§ **Problem to work on**:
For this exercise, report every line of the material that includes "favorites".

* * *

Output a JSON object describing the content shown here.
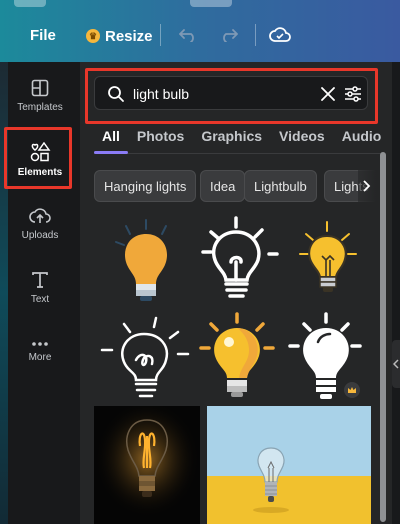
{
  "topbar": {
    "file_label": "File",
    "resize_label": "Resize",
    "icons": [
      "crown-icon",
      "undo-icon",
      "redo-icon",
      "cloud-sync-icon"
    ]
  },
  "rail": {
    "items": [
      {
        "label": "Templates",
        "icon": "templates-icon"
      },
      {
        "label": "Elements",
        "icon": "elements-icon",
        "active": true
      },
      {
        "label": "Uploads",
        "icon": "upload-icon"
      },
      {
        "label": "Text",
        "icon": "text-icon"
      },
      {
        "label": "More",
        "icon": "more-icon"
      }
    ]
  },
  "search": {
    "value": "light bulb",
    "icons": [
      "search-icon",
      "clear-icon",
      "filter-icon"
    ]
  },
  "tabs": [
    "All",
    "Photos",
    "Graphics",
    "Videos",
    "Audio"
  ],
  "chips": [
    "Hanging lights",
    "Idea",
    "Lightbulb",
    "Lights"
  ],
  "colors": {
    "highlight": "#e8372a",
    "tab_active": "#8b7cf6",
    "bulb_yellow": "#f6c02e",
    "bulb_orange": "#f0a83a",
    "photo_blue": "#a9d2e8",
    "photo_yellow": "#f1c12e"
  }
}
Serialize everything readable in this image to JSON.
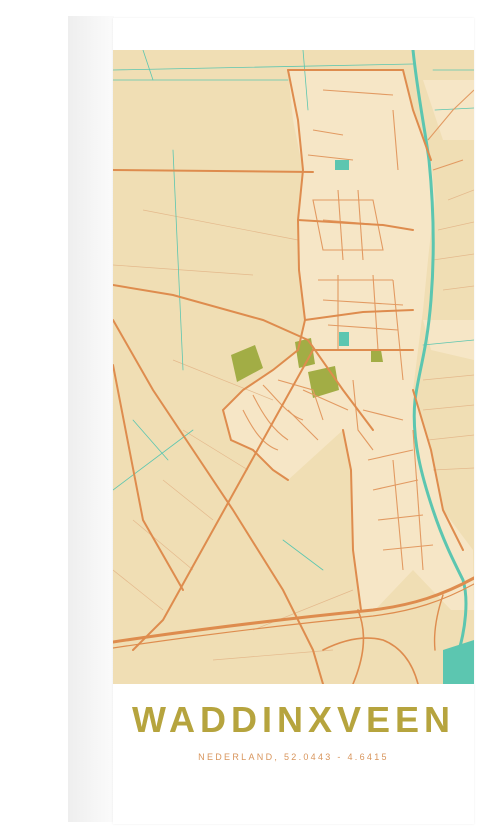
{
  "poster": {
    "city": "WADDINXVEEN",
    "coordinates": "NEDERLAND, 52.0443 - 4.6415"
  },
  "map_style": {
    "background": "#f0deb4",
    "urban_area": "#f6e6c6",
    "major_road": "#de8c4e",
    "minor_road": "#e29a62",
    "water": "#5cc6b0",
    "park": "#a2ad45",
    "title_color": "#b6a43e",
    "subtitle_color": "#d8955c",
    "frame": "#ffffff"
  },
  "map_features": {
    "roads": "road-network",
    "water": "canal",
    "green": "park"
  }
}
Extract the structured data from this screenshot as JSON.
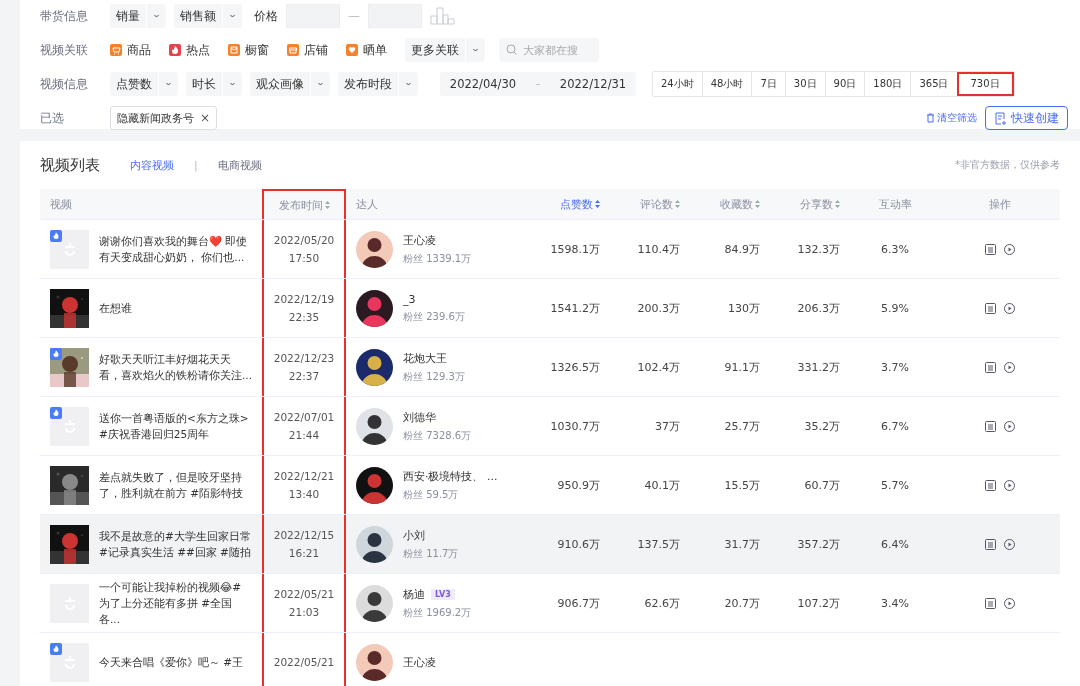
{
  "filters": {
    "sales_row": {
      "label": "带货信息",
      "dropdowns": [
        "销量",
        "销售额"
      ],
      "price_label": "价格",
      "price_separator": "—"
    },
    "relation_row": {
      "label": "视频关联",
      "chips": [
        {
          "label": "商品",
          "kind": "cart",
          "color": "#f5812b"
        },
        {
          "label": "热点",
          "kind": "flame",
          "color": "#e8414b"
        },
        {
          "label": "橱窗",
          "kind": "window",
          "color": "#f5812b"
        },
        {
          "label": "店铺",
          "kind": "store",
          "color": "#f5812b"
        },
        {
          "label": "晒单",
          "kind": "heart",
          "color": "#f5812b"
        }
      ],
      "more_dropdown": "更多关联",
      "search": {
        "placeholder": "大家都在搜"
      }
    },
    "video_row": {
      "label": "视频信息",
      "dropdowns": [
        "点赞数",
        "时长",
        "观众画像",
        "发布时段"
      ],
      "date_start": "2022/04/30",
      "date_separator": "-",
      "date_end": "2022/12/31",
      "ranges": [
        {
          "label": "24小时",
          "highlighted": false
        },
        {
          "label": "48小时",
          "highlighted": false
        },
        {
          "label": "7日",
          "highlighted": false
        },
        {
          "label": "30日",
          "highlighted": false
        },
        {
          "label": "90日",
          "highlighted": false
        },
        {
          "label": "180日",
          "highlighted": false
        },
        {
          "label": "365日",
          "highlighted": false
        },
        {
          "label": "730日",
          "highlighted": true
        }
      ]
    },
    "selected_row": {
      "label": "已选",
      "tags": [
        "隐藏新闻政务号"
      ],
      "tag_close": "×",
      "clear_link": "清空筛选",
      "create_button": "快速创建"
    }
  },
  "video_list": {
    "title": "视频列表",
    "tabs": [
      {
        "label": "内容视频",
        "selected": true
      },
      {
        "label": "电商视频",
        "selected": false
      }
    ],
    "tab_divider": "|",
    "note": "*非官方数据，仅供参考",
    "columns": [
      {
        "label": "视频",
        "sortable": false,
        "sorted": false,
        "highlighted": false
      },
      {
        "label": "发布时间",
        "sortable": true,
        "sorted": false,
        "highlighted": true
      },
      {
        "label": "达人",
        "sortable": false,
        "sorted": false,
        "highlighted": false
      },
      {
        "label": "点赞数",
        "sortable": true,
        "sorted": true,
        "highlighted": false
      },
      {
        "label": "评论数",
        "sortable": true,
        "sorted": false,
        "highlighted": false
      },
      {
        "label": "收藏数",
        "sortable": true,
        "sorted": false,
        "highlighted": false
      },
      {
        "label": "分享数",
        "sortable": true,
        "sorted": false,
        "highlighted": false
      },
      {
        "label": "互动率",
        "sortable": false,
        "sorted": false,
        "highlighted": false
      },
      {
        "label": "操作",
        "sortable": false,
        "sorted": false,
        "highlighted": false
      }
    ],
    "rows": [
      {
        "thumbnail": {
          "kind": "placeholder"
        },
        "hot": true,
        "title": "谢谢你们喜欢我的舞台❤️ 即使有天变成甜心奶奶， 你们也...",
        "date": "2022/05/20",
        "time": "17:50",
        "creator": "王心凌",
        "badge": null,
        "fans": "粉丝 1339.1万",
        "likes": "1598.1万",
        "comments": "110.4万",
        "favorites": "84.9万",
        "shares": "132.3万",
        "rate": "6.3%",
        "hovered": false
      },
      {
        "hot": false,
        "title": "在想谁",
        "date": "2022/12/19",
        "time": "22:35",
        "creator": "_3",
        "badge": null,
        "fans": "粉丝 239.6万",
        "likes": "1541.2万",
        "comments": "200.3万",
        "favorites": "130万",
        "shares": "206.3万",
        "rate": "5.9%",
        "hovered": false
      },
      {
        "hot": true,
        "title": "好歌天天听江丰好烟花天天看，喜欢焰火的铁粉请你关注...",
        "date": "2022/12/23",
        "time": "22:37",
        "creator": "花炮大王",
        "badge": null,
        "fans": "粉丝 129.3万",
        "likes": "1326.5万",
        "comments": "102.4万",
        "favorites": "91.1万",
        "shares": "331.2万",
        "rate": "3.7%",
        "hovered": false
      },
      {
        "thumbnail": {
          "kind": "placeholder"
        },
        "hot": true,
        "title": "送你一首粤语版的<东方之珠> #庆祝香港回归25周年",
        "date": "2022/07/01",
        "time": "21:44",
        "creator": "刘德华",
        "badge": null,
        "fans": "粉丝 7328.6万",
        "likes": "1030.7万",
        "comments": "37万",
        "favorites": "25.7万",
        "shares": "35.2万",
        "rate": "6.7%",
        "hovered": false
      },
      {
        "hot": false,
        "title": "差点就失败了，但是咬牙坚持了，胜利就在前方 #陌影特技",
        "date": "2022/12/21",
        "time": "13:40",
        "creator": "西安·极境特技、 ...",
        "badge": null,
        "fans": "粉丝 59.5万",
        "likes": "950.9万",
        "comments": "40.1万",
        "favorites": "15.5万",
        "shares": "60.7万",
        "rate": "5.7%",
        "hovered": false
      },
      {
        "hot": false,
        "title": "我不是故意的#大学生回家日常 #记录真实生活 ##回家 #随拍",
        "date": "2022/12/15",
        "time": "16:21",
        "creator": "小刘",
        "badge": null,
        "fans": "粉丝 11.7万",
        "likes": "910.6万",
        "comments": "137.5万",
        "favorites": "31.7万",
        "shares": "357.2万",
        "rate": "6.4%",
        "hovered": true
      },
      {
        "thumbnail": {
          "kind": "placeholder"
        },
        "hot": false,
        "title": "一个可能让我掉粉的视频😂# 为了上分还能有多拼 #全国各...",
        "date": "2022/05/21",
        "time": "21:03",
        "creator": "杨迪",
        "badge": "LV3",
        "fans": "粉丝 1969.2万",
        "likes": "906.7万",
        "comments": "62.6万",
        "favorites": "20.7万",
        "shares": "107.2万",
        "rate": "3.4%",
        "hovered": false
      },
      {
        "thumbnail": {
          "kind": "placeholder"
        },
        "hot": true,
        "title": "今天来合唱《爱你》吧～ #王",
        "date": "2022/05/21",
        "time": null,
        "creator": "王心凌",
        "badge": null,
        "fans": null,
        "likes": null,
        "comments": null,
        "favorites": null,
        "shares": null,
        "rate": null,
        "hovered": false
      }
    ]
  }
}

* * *

§ **Your response**:
        "favorites": "84.9万",
        "favorites": "130万",
        "favorites": "91.1万",
        "favorites": "25.7万",
        "favorites": "15.5万",
        "favorites": "31.7万",
        "favorites": "20.7万",
        "favorites": null,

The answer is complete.